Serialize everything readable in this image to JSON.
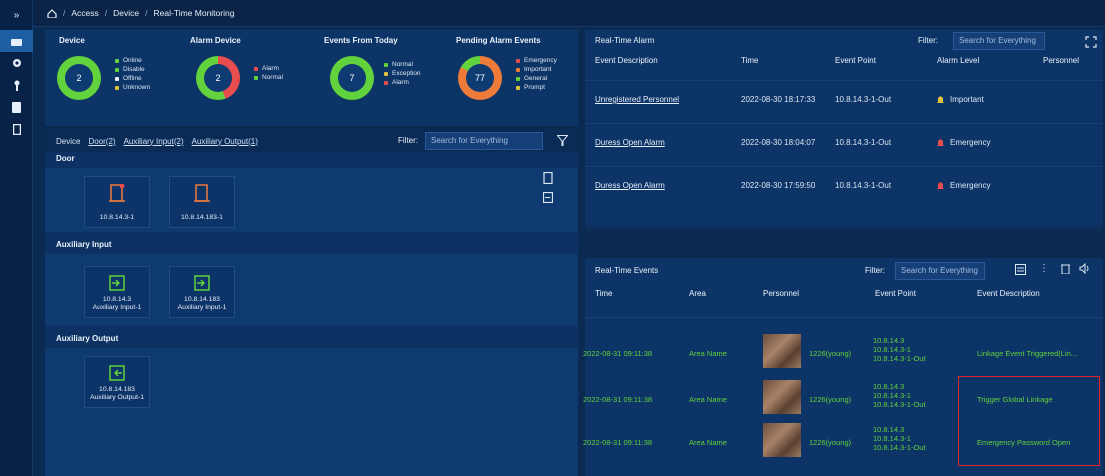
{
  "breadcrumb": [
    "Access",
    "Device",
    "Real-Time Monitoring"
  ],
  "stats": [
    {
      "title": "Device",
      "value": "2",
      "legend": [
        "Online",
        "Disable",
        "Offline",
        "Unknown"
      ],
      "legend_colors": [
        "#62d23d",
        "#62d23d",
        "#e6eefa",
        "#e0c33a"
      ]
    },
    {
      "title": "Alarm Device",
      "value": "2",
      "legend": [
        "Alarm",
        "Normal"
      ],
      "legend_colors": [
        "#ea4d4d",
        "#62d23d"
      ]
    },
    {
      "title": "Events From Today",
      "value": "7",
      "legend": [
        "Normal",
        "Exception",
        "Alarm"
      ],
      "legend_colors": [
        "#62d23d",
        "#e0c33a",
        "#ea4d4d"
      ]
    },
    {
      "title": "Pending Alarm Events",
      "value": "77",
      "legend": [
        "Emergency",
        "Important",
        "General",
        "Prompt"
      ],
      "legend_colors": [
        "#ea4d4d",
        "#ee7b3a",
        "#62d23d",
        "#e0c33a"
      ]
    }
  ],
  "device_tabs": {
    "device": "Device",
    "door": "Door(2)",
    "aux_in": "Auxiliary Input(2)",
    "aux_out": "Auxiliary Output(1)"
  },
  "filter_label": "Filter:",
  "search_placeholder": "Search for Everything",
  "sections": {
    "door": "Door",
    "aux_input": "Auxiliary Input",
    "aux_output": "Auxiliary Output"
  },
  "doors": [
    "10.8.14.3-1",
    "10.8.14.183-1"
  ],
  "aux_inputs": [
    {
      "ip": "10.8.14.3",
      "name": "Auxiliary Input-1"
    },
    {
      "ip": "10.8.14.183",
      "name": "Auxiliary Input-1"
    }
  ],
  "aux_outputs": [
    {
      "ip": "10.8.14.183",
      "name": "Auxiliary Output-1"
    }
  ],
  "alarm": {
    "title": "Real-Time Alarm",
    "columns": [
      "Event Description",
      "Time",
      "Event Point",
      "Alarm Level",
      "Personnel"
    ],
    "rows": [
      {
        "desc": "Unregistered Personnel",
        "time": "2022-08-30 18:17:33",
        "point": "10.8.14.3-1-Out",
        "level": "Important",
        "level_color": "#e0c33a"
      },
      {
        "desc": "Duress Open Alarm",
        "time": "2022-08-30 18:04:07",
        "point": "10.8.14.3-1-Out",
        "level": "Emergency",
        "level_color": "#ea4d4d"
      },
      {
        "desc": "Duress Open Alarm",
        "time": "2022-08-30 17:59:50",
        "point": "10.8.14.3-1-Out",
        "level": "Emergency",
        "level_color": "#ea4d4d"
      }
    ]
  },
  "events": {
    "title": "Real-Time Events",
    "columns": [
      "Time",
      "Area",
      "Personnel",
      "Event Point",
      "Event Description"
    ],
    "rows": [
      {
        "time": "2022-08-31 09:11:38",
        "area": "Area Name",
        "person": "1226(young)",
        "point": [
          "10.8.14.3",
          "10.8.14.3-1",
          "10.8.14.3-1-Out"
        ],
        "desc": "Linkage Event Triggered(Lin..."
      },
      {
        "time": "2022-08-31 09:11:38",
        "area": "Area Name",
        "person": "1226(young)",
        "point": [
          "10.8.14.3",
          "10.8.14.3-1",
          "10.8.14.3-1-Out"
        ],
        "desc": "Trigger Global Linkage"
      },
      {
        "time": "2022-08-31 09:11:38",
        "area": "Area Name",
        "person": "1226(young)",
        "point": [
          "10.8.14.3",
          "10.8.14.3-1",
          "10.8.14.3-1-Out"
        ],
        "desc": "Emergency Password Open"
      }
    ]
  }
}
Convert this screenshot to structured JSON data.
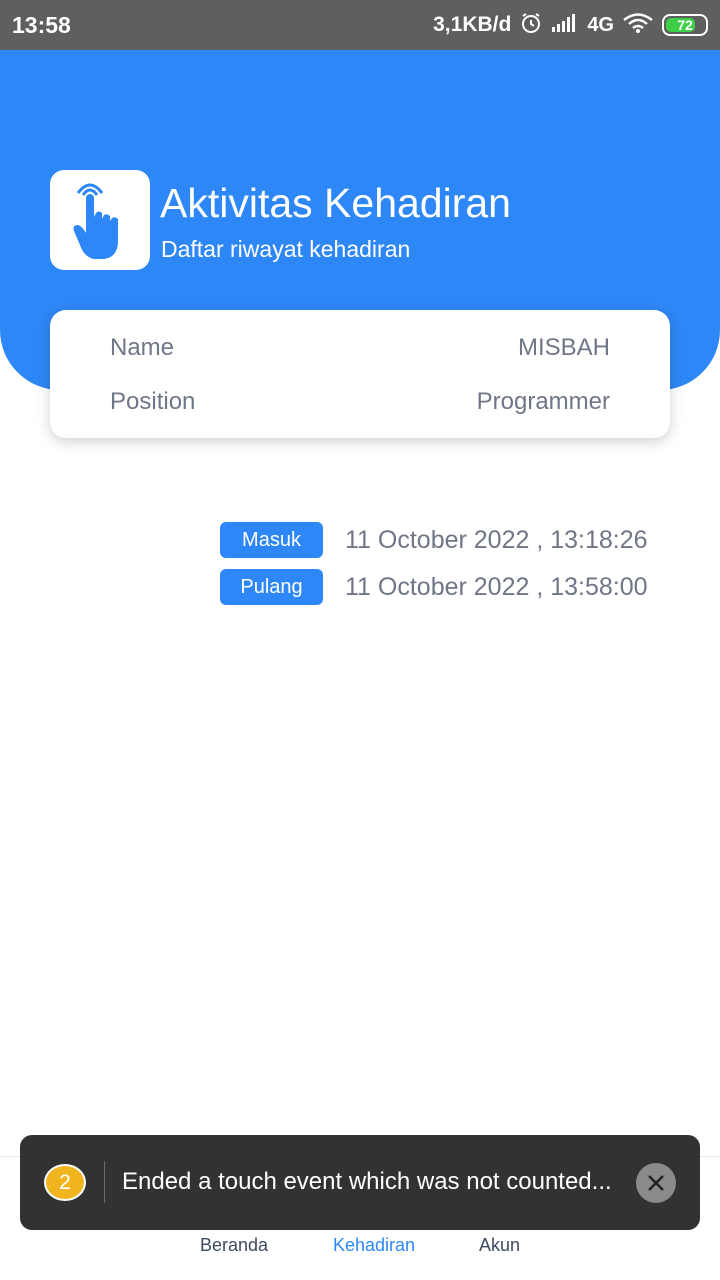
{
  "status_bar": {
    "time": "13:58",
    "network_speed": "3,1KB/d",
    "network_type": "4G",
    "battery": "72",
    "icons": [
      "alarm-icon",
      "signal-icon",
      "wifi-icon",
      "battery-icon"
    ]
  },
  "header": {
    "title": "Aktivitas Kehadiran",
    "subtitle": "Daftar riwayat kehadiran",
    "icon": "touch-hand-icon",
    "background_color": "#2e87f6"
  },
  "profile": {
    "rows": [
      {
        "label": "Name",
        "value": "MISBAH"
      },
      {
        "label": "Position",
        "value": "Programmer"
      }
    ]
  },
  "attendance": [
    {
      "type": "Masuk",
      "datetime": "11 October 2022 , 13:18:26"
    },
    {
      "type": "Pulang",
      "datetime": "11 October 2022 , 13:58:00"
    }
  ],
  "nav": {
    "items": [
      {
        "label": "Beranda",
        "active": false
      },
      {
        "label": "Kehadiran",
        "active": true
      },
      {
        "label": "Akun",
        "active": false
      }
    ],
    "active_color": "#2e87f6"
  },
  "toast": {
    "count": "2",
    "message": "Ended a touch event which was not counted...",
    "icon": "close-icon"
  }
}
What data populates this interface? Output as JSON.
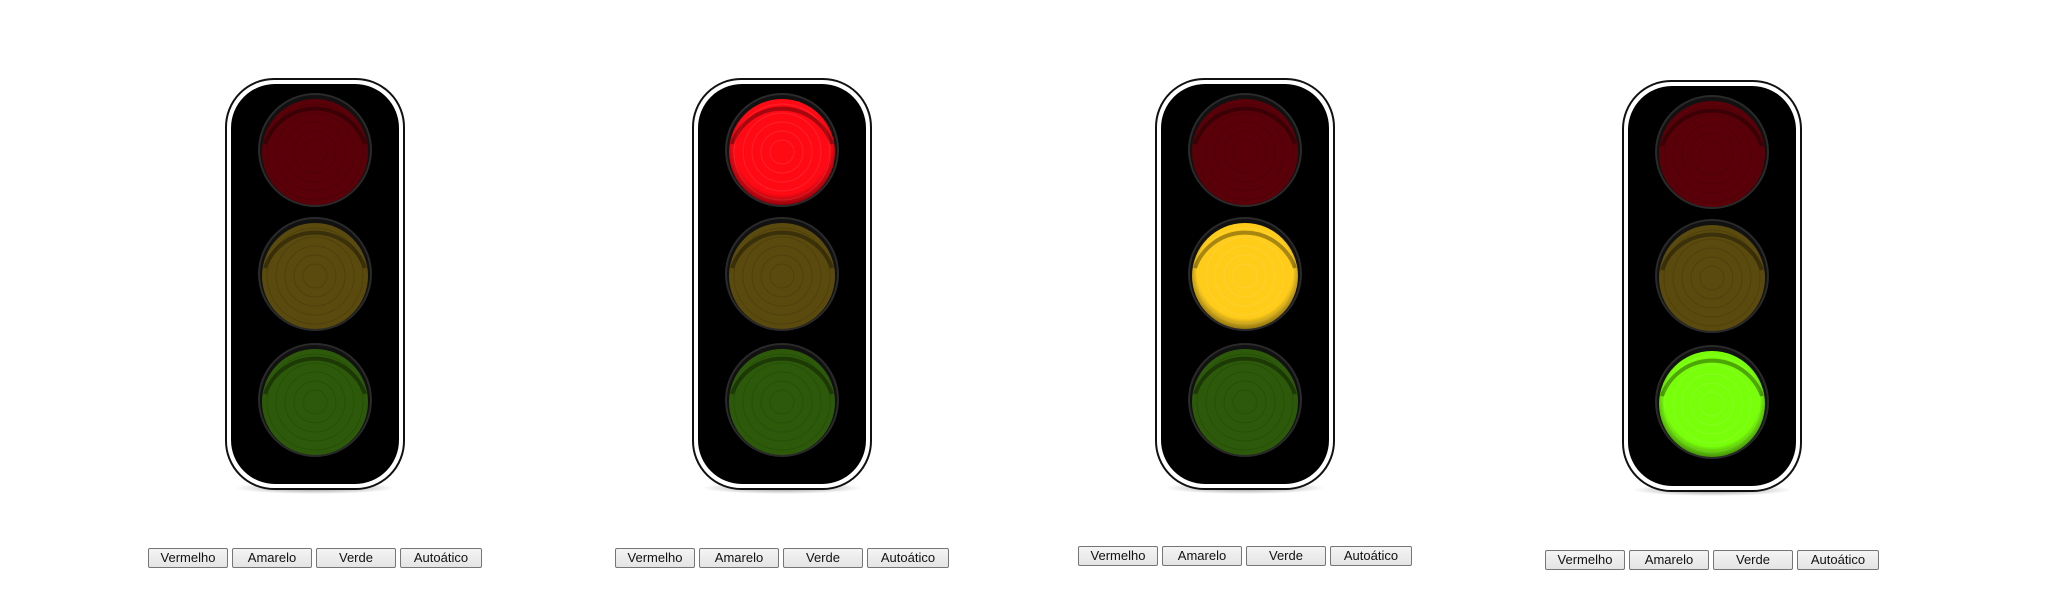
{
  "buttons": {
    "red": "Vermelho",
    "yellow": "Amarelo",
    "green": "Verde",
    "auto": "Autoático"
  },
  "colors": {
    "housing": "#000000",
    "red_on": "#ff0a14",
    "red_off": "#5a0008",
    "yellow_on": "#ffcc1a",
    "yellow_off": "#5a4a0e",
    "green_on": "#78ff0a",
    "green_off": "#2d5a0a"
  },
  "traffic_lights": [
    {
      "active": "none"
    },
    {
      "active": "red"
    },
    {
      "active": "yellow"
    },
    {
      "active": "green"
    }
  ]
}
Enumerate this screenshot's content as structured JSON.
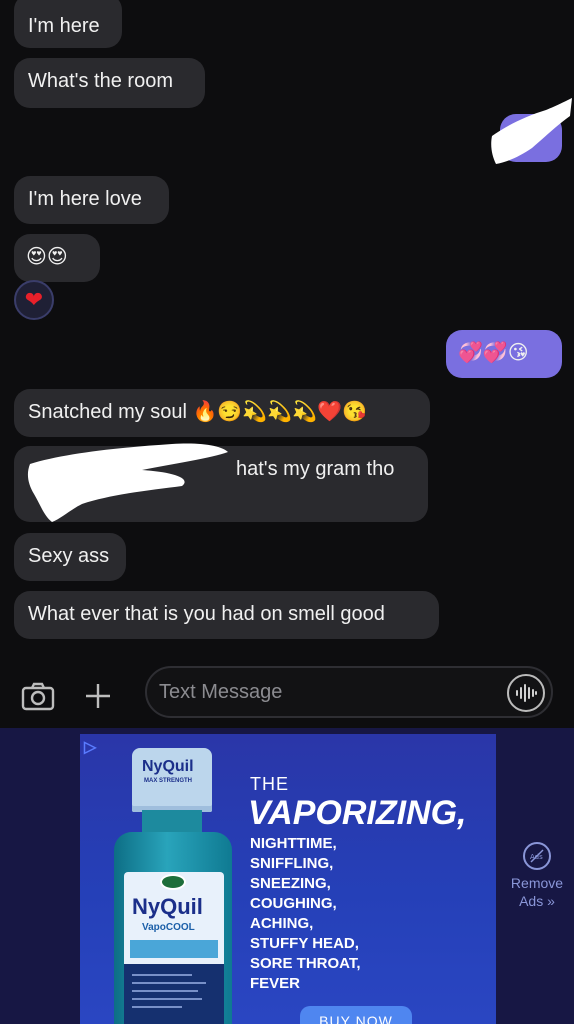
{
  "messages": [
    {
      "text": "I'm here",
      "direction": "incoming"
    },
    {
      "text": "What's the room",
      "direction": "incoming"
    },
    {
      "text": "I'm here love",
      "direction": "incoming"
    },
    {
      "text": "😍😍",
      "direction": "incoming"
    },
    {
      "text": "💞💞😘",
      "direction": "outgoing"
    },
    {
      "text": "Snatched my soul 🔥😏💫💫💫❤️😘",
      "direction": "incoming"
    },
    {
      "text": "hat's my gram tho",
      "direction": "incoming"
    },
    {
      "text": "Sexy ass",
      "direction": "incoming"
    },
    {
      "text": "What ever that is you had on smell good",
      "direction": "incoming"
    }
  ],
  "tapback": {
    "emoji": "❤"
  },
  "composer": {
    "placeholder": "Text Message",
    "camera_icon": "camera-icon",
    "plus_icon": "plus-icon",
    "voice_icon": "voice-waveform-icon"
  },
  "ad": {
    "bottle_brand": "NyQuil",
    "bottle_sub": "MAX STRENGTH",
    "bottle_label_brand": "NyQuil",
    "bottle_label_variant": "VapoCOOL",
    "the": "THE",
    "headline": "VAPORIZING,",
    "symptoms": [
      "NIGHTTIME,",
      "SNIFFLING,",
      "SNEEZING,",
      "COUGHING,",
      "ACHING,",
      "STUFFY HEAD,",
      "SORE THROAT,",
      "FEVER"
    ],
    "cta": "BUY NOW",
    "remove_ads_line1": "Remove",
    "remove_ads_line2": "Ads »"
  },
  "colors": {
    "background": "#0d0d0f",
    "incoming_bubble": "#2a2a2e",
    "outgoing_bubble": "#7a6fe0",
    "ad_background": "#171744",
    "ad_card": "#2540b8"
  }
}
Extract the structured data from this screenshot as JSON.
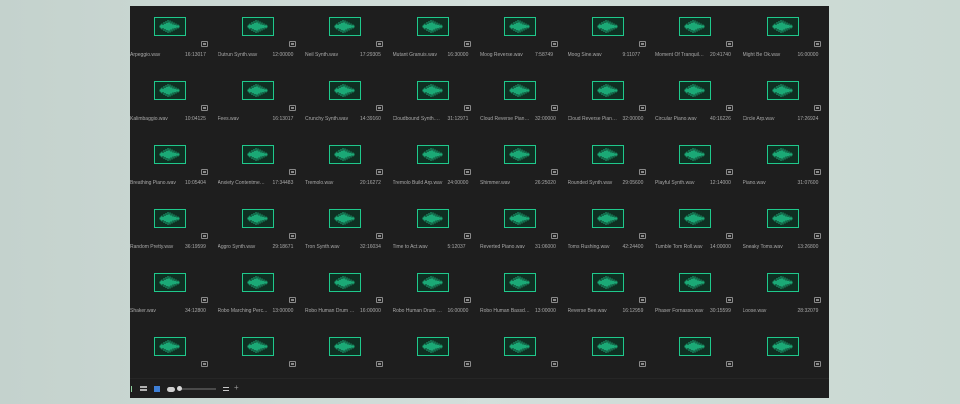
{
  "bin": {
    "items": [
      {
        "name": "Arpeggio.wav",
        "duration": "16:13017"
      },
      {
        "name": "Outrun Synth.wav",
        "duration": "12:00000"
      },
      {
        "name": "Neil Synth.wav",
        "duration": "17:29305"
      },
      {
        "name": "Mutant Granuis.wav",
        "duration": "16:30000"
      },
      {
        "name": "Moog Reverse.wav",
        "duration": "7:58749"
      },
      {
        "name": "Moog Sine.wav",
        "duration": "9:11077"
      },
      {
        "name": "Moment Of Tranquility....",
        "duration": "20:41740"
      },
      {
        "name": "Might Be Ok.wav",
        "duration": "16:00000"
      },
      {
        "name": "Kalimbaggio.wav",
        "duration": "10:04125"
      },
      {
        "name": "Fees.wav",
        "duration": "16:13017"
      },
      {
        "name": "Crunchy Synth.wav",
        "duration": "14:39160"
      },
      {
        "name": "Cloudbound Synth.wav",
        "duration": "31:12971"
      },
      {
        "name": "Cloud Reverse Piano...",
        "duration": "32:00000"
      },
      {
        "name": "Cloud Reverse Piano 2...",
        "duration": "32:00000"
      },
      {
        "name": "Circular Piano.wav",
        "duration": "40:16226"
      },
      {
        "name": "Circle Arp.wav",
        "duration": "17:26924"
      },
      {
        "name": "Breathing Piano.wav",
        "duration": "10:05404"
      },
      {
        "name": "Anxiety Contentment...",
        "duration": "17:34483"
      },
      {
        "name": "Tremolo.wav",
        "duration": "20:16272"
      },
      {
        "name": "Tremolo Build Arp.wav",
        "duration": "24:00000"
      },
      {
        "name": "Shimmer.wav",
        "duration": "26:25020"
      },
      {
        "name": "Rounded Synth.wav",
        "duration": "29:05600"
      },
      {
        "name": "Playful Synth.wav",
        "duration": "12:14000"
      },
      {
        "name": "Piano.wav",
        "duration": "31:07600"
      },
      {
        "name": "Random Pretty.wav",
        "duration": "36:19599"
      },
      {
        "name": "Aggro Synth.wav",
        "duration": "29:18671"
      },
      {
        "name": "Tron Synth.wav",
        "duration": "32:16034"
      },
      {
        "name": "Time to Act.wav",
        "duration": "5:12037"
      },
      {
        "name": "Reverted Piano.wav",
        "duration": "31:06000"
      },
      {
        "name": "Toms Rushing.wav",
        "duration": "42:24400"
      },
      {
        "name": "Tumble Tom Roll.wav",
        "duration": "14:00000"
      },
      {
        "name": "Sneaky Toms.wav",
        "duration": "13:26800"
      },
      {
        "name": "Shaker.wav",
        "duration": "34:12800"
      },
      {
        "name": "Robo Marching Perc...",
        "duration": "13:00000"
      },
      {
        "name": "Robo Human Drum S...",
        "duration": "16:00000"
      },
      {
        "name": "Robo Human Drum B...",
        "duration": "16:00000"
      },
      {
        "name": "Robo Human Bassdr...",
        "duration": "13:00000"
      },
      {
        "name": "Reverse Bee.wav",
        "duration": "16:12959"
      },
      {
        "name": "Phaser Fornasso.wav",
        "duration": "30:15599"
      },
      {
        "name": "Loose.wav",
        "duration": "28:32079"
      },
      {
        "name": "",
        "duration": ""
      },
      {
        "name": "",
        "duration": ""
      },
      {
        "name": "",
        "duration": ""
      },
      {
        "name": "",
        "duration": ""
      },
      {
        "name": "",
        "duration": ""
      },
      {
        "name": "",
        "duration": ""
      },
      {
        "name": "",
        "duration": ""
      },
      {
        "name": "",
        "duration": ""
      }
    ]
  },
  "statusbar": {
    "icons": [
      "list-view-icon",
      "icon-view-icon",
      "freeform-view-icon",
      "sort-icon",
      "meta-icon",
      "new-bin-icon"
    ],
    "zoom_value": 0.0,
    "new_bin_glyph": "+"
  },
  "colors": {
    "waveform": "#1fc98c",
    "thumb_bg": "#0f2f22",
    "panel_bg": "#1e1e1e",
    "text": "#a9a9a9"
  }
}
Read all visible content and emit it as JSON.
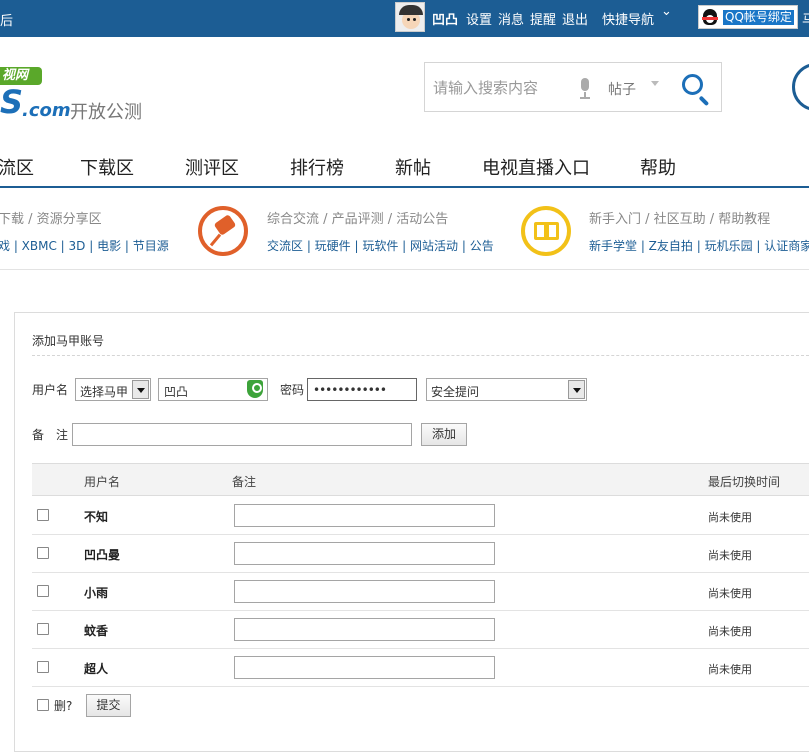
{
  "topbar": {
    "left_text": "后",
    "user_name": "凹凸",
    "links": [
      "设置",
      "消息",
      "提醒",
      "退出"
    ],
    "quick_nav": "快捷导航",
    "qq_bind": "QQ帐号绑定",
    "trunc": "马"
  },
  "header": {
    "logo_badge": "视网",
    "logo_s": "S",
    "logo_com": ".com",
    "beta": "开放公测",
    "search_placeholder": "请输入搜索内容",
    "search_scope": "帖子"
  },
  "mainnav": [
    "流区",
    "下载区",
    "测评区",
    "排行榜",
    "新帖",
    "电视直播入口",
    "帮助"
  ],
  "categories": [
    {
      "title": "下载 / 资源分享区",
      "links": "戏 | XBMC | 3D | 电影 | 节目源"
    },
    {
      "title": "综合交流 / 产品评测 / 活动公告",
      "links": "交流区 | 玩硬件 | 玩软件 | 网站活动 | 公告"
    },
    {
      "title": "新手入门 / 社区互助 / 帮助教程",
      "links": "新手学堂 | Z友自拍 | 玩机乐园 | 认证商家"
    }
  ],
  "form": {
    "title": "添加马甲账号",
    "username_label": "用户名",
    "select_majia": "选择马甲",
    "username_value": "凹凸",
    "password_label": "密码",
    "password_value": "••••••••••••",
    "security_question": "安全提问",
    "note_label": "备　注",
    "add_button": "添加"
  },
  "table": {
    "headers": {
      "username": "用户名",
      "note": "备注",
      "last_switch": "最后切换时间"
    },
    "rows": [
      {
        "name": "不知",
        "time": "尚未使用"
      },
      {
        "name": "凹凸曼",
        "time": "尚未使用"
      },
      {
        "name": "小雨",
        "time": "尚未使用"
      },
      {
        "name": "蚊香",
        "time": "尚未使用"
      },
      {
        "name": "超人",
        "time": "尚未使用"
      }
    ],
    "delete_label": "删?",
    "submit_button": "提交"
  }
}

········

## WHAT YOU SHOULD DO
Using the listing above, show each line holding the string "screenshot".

## REPLY
Convert this screenshot to structured JSON data.
Enumerate this screenshot's content as structured JSON.
Extract the structured data from this screenshot as JSON.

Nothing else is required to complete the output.